- [What the task requires] Your output should be each line from the material below that has the word "spectrum".
________________________________________
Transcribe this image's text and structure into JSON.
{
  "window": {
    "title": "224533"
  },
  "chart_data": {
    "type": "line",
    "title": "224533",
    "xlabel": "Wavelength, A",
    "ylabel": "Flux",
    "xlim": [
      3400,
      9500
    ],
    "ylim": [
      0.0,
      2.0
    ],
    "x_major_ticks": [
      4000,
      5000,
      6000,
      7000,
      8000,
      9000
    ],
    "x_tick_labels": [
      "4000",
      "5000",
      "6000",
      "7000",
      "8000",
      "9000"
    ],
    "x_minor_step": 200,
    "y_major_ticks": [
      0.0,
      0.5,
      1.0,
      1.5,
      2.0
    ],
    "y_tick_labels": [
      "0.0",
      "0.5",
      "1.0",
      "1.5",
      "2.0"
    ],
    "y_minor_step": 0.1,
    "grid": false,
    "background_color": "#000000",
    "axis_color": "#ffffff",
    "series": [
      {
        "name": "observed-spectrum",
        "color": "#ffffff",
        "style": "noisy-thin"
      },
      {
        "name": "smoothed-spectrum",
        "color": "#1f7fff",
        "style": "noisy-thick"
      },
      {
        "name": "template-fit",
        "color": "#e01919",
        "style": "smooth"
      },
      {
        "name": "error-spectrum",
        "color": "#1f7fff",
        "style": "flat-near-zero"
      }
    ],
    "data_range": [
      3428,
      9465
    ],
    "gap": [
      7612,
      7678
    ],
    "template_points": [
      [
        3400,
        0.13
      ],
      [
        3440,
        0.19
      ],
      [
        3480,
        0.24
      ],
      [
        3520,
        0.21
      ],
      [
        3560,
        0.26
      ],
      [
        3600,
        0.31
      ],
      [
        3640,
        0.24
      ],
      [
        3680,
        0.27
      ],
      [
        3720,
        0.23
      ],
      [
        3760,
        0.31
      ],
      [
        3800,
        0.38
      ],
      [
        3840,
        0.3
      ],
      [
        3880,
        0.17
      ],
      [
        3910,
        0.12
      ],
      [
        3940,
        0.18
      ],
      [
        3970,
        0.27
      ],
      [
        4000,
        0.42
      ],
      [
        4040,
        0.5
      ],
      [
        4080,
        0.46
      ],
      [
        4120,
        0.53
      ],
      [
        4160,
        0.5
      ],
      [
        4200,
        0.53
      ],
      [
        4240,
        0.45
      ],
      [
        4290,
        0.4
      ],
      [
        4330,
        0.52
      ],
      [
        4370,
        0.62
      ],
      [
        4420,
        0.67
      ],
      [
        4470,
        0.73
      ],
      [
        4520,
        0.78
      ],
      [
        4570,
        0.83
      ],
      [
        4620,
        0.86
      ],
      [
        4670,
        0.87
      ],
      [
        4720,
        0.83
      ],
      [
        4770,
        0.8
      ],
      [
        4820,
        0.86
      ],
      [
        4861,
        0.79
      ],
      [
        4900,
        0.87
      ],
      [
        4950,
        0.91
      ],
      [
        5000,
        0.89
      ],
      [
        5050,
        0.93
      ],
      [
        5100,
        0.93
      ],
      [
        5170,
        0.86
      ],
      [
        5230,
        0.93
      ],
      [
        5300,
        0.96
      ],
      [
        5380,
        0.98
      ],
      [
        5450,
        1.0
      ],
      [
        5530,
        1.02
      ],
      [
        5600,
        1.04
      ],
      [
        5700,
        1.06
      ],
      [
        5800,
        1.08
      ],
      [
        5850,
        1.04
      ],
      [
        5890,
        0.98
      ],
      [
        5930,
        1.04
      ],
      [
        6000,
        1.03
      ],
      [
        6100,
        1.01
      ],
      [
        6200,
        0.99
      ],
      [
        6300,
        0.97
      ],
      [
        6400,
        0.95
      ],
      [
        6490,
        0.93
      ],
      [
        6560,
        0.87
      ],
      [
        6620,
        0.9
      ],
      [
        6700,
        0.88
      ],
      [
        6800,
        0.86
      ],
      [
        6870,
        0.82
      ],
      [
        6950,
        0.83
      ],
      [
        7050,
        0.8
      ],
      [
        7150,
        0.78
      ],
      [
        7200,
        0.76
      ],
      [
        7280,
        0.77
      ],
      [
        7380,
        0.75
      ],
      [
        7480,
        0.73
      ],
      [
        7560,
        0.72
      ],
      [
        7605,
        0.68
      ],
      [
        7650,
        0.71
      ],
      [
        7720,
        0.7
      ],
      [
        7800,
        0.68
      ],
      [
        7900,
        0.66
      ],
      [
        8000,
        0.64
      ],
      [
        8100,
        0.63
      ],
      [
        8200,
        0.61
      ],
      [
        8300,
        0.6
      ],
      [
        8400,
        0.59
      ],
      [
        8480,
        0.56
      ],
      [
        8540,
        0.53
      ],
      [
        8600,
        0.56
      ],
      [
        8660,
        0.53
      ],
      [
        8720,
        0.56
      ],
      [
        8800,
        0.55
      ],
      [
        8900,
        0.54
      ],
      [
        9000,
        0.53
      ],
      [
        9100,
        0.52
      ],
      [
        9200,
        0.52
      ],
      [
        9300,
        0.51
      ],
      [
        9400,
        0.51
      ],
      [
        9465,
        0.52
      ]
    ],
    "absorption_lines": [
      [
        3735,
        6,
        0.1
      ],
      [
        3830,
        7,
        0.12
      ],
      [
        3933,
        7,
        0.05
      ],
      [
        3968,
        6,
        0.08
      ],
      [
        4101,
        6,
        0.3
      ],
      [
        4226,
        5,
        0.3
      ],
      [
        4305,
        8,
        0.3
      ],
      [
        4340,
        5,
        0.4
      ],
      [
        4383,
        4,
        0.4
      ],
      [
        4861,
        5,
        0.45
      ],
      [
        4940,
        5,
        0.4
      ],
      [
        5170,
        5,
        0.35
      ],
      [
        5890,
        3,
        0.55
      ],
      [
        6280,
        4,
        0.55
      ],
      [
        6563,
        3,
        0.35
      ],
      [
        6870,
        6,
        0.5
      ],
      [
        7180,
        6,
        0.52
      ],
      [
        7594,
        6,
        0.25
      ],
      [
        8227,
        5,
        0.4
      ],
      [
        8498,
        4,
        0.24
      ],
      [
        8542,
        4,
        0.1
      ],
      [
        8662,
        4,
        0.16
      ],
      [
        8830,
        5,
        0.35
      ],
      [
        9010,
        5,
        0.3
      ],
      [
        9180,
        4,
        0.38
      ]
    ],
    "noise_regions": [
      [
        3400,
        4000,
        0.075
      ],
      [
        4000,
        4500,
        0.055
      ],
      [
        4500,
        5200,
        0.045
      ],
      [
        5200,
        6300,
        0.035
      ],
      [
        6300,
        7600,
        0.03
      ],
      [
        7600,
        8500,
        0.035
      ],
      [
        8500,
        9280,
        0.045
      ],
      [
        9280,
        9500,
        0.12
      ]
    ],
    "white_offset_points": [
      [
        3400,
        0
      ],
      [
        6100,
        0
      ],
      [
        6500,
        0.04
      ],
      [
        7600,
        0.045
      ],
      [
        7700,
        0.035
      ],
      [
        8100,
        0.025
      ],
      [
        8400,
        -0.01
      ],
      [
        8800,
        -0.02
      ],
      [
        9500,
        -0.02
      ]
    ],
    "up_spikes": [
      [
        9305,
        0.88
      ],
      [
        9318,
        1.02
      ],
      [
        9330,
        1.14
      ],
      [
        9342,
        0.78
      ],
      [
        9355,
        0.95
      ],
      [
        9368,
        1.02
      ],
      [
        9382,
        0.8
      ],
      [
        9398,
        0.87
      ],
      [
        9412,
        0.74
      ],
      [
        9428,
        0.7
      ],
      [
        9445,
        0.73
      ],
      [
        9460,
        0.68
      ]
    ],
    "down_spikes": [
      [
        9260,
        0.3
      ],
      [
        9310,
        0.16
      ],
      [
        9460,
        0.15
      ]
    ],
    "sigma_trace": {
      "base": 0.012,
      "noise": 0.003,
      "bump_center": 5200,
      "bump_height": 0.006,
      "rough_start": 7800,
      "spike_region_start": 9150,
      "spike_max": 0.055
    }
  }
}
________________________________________
- [Answer for this exercise]
        "name": "observed-spectrum",
        "name": "smoothed-spectrum",
        "name": "error-spectrum",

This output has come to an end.